Continuing from Part 2……(Click here to start at Part 1)

Secondly, we must not embitter or provoke our children.

Some parental actions and behaviors serve absolutely no purpose, and result only in an upset child. I was  a horse trainer for years, and in the horse-world, we have a saying. “A horse is always learning—whether you intend to be teaching or not!” I think the same principle applies to children. Younger children in particular are like little sponges, soaking in everything we do as parents. They watch, imitate, try to understand, and generally want to please and be like us.

Whether in jest, or unintentionally, it is all too easy to set our children up for failure and frustration. I have seen mothers threaten discipline several times in a row, just to throw up their hands and surrender a battle (which never should have been a battle to begin with). I have witnessed playful fathers tease their children to the point of tears, because the child could not understand the game being played. I have seen parents belittle their children in public, rather than lovingly instruct them. I have personally, though unintentionally, expected my children to do things without properly instructing them first, setting them up for discouragement. Not only does this not teach my children responsibility, but it quickly discourages them from even trying.
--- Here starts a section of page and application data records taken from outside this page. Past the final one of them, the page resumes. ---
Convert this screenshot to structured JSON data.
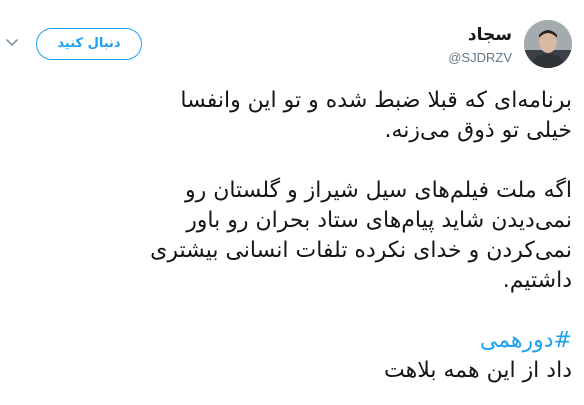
{
  "user": {
    "name": "سجاد",
    "handle": "@SJDRZV",
    "avatar_icon": "user-avatar"
  },
  "follow_button": {
    "label": "دنبال کنید"
  },
  "menu_icon": "chevron-down-icon",
  "tweet": {
    "paragraph1_line1": "برنامه‌ای که قبلا ضبط شده و تو این وانفسا",
    "paragraph1_line2": "خیلی تو ذوق می‌زنه.",
    "paragraph2_line1": "اگه ملت فیلم‌های سیل شیراز و گلستان رو",
    "paragraph2_line2": "نمی‌دیدن شاید پیام‌های ستاد بحران رو باور",
    "paragraph2_line3": "نمی‌کردن و خدای نکرده تلفات انسانی بیشتری",
    "paragraph2_line4": "داشتیم.",
    "hashtag": "#دورهمی",
    "final_line": "داد از این همه بلاهت"
  },
  "colors": {
    "accent": "#1da1f2",
    "text": "#14171a",
    "muted": "#657786"
  }
}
Children gain absolutely nothing from these situations. Yet, because they are always watching, trying to understand, and trying to learn, they are very likely to become upset by the resulting negative and confusing feelings. Now, don’t get me wrong. I am not saying we should not joke around and play with our children. I am trying to emphasize going overboard, or acting above the child’s level of understanding. While whole-hearted fun play can result in positive memories and even life lessons when done appropriately, inappropriate actions on a parent’s part can result in long-lasting negative memories. I believe that is why the Bible cautions us against it.
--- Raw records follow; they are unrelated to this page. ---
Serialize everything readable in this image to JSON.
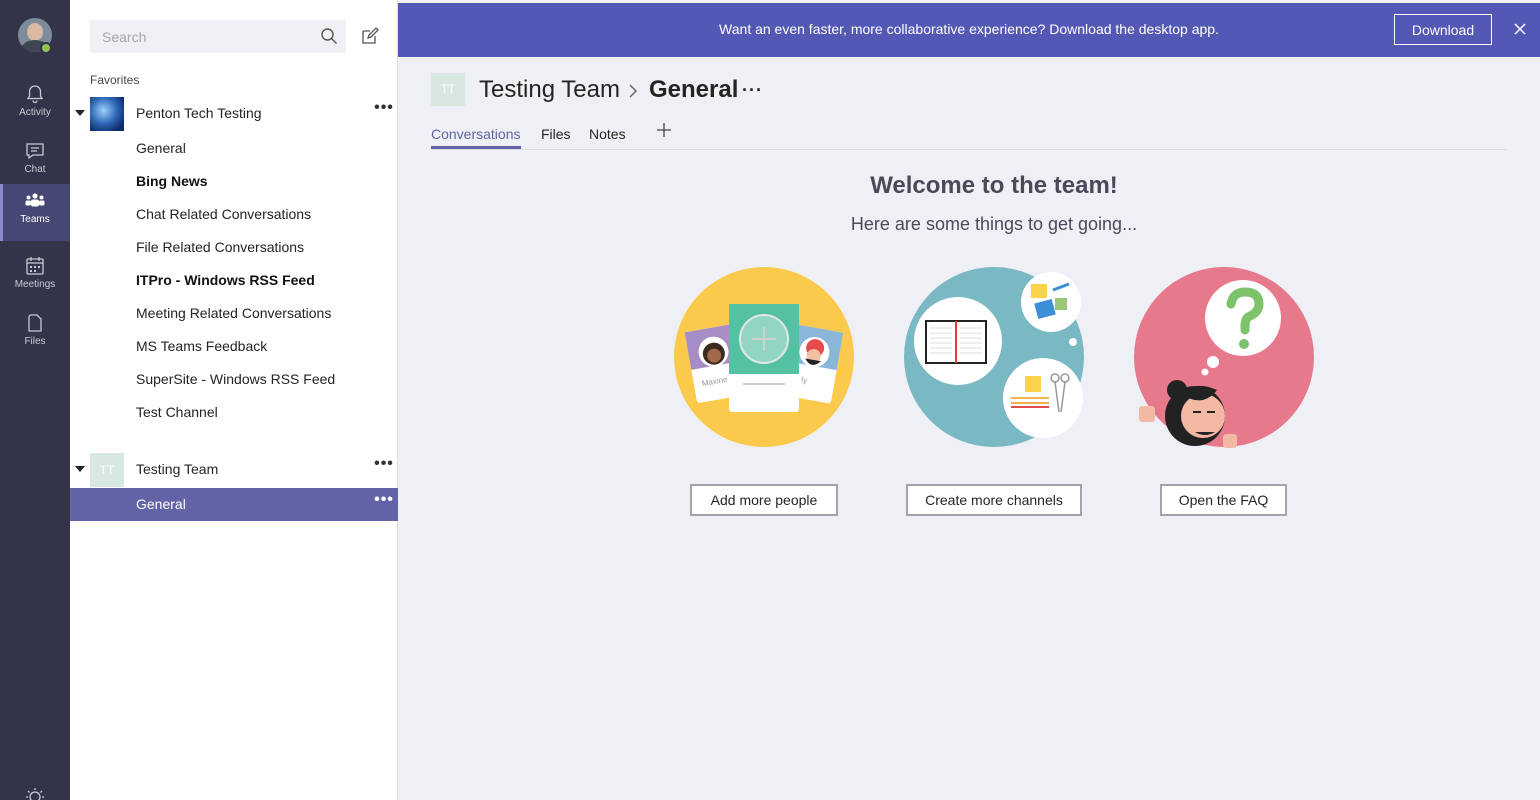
{
  "rail": {
    "items": [
      {
        "label": "Activity",
        "icon": "bell-icon"
      },
      {
        "label": "Chat",
        "icon": "chat-icon"
      },
      {
        "label": "Teams",
        "icon": "teams-icon"
      },
      {
        "label": "Meetings",
        "icon": "calendar-icon"
      },
      {
        "label": "Files",
        "icon": "file-icon"
      }
    ],
    "active": "Teams"
  },
  "sidebar": {
    "search_placeholder": "Search",
    "favorites_label": "Favorites",
    "teams": [
      {
        "name": "Penton Tech Testing",
        "channels": [
          {
            "name": "General"
          },
          {
            "name": "Bing News"
          },
          {
            "name": "Chat Related Conversations"
          },
          {
            "name": "File Related Conversations"
          },
          {
            "name": "ITPro - Windows RSS Feed"
          },
          {
            "name": "Meeting Related Conversations"
          },
          {
            "name": "MS Teams Feedback"
          },
          {
            "name": "SuperSite - Windows RSS Feed"
          },
          {
            "name": "Test Channel"
          }
        ]
      },
      {
        "name": "Testing Team",
        "initials": "TT",
        "channels": [
          {
            "name": "General"
          }
        ]
      }
    ],
    "more_glyph": "•••"
  },
  "banner": {
    "message": "Want an even faster, more collaborative experience? Download the desktop app.",
    "download_label": "Download"
  },
  "header": {
    "team_initials": "TT",
    "team_name": "Testing Team",
    "channel_name": "General",
    "more_glyph": "···"
  },
  "tabs": [
    "Conversations",
    "Files",
    "Notes"
  ],
  "welcome": {
    "title": "Welcome to the team!",
    "subtitle": "Here are some things to get going...",
    "card_name_1": "Maxine",
    "card_name_2": "ly",
    "actions": [
      "Add more people",
      "Create more channels",
      "Open the FAQ"
    ]
  },
  "colors": {
    "rail": "#33344a",
    "accent": "#6264a7",
    "banner": "#5258b4",
    "illus_people": "#fbc94b",
    "illus_channels": "#7ab8c3",
    "illus_faq": "#e6798b"
  }
}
Colossians 3:21 says “Fathers, do not embitter your children, or they will become discouraged.” Ephesians 6:4 commands, “Fathers, do not exasperate your children, instead, bring them up in the training and instruction of the Lord.” By combining Christian love with an attentiveness to the lessons we are teaching our children, we are developing a solid and wholesome environment for our children to help our children learn the lessons we want them to retain.